[Excerpts from an interface dataset]
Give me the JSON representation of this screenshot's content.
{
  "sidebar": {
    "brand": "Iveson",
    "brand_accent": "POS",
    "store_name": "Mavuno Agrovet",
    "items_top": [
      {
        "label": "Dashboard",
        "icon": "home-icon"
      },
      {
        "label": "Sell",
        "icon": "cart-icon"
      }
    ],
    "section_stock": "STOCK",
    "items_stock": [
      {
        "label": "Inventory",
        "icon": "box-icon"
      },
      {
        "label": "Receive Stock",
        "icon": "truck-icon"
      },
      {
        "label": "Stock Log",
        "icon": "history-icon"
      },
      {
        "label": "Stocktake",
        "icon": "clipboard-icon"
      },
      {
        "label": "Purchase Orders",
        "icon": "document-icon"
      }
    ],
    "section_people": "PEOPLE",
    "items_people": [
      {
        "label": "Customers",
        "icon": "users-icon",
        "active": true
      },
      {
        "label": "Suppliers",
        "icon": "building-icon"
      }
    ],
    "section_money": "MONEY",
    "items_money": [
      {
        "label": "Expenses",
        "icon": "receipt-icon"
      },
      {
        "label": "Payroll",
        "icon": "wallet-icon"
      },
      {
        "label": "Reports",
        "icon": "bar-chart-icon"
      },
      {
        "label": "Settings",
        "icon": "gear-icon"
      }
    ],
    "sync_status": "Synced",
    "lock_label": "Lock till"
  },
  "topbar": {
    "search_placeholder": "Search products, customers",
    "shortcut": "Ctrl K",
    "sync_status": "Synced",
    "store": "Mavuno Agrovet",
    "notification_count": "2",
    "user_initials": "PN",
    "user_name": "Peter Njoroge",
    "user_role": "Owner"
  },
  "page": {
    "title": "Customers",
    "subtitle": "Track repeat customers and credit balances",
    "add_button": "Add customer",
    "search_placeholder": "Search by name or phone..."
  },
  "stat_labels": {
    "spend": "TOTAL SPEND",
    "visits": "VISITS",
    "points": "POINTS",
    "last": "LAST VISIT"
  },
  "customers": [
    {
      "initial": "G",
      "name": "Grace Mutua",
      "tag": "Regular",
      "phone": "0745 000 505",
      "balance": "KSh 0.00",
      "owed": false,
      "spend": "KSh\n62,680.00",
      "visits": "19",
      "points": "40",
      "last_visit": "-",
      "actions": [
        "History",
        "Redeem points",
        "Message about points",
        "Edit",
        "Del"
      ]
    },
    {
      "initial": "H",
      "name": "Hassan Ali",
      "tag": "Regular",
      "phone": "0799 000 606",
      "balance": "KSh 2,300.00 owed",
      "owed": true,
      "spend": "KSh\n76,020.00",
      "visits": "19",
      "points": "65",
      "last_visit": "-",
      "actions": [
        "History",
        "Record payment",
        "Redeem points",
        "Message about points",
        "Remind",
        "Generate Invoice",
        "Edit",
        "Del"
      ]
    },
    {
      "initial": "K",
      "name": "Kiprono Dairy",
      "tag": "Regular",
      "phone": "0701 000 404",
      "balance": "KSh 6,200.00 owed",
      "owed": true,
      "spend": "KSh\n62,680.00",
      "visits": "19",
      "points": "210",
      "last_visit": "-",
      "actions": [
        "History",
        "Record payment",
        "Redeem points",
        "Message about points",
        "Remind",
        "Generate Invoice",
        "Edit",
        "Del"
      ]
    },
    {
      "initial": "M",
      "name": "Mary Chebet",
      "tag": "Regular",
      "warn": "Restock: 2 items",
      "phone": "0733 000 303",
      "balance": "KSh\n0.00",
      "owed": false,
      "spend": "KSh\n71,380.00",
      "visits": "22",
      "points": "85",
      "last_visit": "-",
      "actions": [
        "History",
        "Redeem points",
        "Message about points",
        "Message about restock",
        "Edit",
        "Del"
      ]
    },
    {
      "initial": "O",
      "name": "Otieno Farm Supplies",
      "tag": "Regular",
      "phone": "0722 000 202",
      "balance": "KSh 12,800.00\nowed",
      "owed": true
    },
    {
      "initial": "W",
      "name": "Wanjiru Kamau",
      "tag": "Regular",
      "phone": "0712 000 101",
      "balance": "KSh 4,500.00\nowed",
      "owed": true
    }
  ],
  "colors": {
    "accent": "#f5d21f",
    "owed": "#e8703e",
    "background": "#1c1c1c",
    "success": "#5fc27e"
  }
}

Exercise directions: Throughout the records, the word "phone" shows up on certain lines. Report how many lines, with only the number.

Written reply: 7